* [Problem details] Tell how many lines below include the word "Dokumentförteckning". Only the number should appear.

##########

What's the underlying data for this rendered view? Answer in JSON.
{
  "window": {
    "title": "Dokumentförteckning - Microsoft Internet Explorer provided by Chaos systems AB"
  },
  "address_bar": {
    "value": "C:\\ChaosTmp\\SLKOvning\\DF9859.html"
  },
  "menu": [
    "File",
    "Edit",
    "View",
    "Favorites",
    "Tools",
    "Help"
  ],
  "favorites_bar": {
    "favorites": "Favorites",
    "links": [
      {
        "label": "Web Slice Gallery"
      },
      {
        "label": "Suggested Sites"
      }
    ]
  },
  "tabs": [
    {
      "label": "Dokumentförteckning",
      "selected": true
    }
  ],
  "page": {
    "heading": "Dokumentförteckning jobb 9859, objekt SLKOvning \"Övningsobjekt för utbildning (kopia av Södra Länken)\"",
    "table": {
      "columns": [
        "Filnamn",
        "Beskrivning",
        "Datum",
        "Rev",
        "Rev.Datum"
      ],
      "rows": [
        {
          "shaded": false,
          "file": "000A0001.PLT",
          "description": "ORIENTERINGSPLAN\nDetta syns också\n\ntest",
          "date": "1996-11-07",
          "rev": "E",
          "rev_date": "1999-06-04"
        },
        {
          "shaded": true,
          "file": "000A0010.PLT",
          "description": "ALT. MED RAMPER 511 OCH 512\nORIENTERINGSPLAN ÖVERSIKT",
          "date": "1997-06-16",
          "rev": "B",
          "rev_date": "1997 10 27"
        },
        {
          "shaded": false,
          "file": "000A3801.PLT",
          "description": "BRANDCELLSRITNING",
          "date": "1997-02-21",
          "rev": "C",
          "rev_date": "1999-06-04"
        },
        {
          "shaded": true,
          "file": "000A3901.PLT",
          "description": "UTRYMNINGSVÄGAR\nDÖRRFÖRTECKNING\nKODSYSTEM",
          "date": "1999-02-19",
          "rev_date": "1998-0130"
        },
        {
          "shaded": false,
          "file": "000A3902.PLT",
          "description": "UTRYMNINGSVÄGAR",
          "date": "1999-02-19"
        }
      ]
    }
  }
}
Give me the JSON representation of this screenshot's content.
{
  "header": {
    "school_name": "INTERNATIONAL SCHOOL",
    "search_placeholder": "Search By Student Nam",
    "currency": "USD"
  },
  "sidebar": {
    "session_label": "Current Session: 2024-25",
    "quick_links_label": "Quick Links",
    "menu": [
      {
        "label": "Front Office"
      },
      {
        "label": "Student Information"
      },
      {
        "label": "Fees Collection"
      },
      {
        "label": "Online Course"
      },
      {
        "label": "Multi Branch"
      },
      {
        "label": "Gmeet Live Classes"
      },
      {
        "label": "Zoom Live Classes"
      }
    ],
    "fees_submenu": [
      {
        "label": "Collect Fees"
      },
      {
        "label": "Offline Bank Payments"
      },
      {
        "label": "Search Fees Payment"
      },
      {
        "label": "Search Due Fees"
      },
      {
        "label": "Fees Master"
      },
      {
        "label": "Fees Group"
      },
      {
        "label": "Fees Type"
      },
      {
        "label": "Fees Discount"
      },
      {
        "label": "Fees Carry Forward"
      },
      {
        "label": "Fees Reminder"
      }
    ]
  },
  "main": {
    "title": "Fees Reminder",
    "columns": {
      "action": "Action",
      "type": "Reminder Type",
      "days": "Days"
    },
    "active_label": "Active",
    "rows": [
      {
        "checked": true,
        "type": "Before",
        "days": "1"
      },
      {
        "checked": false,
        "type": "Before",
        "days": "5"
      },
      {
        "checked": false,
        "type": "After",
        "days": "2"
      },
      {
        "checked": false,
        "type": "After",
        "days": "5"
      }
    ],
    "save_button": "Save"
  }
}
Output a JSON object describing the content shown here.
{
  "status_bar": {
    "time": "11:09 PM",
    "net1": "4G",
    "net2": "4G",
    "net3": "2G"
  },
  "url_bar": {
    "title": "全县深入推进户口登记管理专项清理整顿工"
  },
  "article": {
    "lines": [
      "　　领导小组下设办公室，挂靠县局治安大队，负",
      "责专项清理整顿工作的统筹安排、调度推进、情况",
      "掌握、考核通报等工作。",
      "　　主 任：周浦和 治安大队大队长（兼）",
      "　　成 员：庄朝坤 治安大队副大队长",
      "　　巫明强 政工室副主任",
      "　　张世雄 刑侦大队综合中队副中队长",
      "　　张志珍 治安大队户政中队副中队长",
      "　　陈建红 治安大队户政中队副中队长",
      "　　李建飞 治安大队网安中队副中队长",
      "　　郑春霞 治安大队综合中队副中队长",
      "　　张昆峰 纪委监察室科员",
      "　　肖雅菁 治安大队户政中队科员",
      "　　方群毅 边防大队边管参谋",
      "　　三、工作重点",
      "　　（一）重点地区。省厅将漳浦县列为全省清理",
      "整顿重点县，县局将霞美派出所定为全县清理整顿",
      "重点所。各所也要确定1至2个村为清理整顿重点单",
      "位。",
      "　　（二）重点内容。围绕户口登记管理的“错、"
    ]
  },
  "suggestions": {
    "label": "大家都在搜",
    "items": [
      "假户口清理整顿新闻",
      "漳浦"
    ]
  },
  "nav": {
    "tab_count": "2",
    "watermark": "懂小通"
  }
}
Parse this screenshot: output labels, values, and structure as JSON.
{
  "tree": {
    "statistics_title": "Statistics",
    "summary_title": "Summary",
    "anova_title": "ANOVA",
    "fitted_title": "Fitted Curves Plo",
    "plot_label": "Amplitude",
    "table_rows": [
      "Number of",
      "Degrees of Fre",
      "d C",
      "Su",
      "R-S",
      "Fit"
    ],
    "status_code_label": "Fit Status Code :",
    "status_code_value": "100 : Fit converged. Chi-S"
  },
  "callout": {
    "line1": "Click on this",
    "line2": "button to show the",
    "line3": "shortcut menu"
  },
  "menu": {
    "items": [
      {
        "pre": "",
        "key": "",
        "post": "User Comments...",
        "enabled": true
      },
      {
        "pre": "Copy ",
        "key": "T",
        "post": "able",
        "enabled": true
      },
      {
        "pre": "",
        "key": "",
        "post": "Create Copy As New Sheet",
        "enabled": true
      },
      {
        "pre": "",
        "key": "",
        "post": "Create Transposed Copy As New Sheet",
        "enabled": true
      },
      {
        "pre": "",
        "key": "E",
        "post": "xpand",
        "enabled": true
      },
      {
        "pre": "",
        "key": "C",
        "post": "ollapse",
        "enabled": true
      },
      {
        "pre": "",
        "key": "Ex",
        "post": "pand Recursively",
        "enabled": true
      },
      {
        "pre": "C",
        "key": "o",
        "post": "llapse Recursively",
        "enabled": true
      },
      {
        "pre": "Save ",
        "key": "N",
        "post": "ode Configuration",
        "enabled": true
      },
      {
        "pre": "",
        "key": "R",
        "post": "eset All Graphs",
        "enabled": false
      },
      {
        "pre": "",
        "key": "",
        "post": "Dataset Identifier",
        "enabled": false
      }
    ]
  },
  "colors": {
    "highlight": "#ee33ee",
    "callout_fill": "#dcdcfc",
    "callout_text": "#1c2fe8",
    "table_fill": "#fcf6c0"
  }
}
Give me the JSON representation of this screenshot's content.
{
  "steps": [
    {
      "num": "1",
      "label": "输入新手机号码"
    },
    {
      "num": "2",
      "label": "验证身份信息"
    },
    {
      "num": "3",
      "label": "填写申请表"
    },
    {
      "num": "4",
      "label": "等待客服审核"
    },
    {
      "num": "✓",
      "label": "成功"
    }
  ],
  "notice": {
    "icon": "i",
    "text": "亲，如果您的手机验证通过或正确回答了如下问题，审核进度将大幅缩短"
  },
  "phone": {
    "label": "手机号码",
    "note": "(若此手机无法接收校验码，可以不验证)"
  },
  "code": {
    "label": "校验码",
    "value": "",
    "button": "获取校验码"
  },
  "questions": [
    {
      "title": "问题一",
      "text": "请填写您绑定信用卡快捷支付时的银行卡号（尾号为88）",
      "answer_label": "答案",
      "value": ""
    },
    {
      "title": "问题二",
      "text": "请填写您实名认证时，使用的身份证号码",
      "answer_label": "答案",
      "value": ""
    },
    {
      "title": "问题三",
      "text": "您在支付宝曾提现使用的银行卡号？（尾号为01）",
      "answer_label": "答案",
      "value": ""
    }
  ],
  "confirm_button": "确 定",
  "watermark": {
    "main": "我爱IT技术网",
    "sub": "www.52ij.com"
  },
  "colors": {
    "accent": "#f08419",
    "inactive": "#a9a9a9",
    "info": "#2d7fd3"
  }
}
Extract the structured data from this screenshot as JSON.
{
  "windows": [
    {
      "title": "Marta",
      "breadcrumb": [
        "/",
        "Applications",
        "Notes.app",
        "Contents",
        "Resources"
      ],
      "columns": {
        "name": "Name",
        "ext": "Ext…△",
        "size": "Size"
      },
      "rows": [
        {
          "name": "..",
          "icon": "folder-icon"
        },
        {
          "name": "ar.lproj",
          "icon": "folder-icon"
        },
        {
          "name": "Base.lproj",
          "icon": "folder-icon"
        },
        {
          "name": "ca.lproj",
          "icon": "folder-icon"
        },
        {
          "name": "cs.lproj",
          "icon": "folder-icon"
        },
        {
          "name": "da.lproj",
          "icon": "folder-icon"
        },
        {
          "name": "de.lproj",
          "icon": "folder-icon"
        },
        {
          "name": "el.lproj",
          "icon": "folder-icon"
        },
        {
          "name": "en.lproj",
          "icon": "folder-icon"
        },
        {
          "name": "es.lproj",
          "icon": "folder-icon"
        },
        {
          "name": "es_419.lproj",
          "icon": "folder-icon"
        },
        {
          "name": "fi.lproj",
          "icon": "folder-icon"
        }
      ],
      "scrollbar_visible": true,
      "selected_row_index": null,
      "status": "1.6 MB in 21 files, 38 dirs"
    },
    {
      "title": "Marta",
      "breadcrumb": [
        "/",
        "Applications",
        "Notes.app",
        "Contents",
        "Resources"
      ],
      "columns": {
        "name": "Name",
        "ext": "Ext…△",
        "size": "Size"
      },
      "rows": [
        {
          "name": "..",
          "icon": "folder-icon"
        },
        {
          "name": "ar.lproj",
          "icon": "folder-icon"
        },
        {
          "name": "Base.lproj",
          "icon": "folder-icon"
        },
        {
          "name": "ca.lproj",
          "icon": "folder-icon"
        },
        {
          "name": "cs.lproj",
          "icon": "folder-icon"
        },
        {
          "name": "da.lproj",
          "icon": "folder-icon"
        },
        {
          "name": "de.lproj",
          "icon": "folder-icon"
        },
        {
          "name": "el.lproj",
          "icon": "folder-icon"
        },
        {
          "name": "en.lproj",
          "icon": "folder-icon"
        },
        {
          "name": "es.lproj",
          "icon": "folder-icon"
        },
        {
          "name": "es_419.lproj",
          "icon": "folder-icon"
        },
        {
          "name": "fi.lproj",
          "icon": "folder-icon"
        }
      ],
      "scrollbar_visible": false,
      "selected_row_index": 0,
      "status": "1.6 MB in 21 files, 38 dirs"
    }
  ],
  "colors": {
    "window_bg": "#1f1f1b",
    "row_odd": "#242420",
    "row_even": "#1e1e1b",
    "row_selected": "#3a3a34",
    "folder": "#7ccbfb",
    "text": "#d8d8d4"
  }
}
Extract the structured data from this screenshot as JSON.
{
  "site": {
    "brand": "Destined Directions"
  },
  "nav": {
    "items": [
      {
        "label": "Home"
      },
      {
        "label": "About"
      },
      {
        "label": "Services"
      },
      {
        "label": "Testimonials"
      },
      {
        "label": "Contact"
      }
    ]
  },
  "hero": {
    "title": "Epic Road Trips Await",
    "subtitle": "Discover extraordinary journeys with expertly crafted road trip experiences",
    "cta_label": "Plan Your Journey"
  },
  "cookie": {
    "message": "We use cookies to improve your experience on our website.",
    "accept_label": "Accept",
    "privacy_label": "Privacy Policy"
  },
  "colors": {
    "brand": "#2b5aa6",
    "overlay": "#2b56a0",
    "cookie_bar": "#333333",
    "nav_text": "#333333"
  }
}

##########

* [Task answer] 3